Your goal
If a line in the data has the string "true", please show it.

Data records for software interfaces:
--------------------

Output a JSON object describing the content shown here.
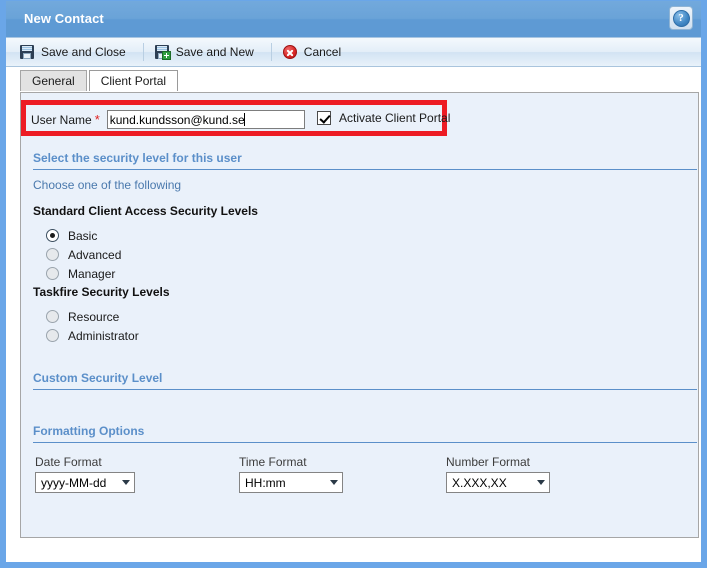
{
  "window": {
    "title": "New Contact",
    "help_icon": "help-question-icon",
    "help_glyph": "?"
  },
  "toolbar": {
    "buttons": [
      {
        "label": "Save and Close",
        "icon": "floppy-disk-icon"
      },
      {
        "label": "Save and New",
        "icon": "floppy-disk-plus-icon"
      },
      {
        "label": "Cancel",
        "icon": "red-x-circle-icon"
      }
    ]
  },
  "tabs": [
    {
      "label": "General",
      "active": false
    },
    {
      "label": "Client Portal",
      "active": true
    }
  ],
  "user_name": {
    "label": "User Name",
    "required_marker": "*",
    "value": "kund.kundsson@kund.se",
    "activate_checkbox_label": "Activate Client Portal",
    "activate_checked": true,
    "highlight_color": "#ed1c24"
  },
  "security": {
    "section_title": "Select the security level for this user",
    "instruction": "Choose one of the following",
    "groups": [
      {
        "title": "Standard Client Access Security Levels",
        "options": [
          {
            "label": "Basic",
            "selected": true
          },
          {
            "label": "Advanced",
            "selected": false
          },
          {
            "label": "Manager",
            "selected": false
          }
        ]
      },
      {
        "title": "Taskfire Security Levels",
        "options": [
          {
            "label": "Resource",
            "selected": false
          },
          {
            "label": "Administrator",
            "selected": false
          }
        ]
      }
    ]
  },
  "custom_security": {
    "section_title": "Custom Security Level"
  },
  "formatting": {
    "section_title": "Formatting Options",
    "fields": [
      {
        "label": "Date Format",
        "value": "yyyy-MM-dd"
      },
      {
        "label": "Time Format",
        "value": "HH:mm"
      },
      {
        "label": "Number Format",
        "value": "X.XXX,XX"
      }
    ]
  },
  "colors": {
    "title_bar": "#6aa3d8",
    "section_heading": "#5b8fc9",
    "panel_background": "#eaf1fa",
    "highlight": "#ed1c24"
  }
}
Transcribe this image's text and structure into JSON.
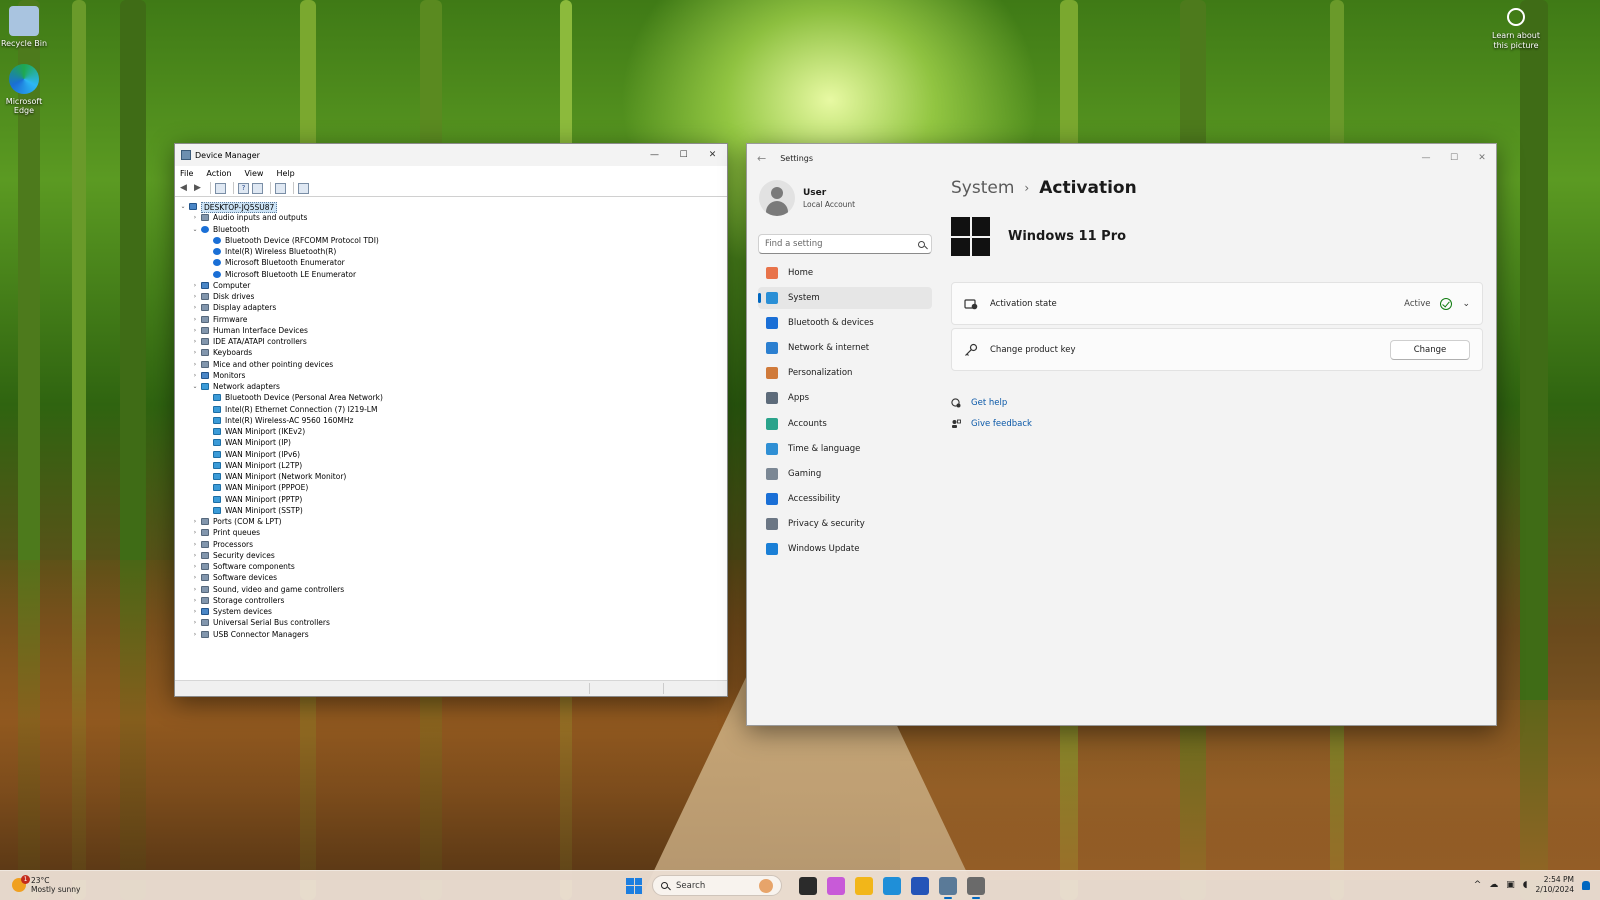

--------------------

Answer for the task
      "active": true
    "activate_checked": true,
            "selected": true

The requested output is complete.